The Law Society said it "always recognised the case for lawyers being reporting entities under the [Anti-Money Laundering] legislation and we have not opposed that."

Chartered Accountants Australia and New Zealand said they had not lobbied to delay the policy, but while they supported the regime being extended this "support is contingent on the regime being practical, cost-effective and not imposing excessive compliance costs."

Requests to interview police over their research and concerns were this week declined. In a written statement the police noted a process of public consultation to extend the regime was now underway and closed next week.

"Police look forward to working with those professionals offering financial and real estate services in order to prevent and reduce money laundering, terrorism financing and financial crime generally," the statement said.

The world is watching

Officials pushing for faster action closing loopholes in our money-laundering have expressed concern our international reputation may be at risk if changes aren't implemented quickly enough.

Members of the Paris-based Financial Action Task Force - a multinational group formed to fight financial crime - face regular inspections and officials have warned New Zealand could get a ticking off.


Briefings last year to Minister of Justice Amy Adams noted delaying work on the policy until 2016 - as was eventually decided - made it "less likely to meet FATF's timing for a positive report, resulting in negative impacts on our trading reputation."

Officials noted Australia last year suffered reputational damage following a critical assessment by FATF, partly for allowing exemptions to its anti-money laundering regimes New Zealand is also grappling with.

A similar finding that New Zealand was non-compliant raised the possibility of an increased cost of borrowing for the government and private sector, difficulties doing business overseas and reduced overseas investment in New Zealand.

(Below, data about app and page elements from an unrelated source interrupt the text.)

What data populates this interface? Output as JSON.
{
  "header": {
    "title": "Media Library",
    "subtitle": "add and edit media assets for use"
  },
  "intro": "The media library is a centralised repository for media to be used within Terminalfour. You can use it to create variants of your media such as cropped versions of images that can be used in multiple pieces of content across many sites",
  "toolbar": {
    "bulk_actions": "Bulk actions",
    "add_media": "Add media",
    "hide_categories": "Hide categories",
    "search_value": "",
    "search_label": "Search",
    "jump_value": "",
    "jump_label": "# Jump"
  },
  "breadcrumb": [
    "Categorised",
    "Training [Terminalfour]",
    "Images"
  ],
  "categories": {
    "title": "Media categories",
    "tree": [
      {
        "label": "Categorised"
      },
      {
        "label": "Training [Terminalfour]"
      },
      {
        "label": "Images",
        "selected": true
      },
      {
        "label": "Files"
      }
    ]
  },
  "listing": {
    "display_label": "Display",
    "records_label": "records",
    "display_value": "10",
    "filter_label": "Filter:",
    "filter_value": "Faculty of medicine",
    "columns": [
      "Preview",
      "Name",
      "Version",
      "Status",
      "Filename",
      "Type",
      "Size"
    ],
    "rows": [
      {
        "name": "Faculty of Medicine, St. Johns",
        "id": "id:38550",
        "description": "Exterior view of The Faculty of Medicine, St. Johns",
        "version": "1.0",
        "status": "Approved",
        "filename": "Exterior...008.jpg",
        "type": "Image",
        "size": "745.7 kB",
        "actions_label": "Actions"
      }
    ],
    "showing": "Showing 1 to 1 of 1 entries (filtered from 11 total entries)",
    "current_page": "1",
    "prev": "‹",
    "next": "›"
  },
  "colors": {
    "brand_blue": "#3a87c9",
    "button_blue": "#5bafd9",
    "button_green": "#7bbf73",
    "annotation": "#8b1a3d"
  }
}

Ron Pol, of AMLAssurance.com, said some people in the industry had speculated a delay in New Zealand's next scheduled inspection, which had been pushed out to 2020 - may explain why the government had been apparently been slow in acting.

For her part, Minister of Justice Amy Adams dismissed the possibility of an adverse finding. "That will all be in place well in advance of that goal: Well within that deadline."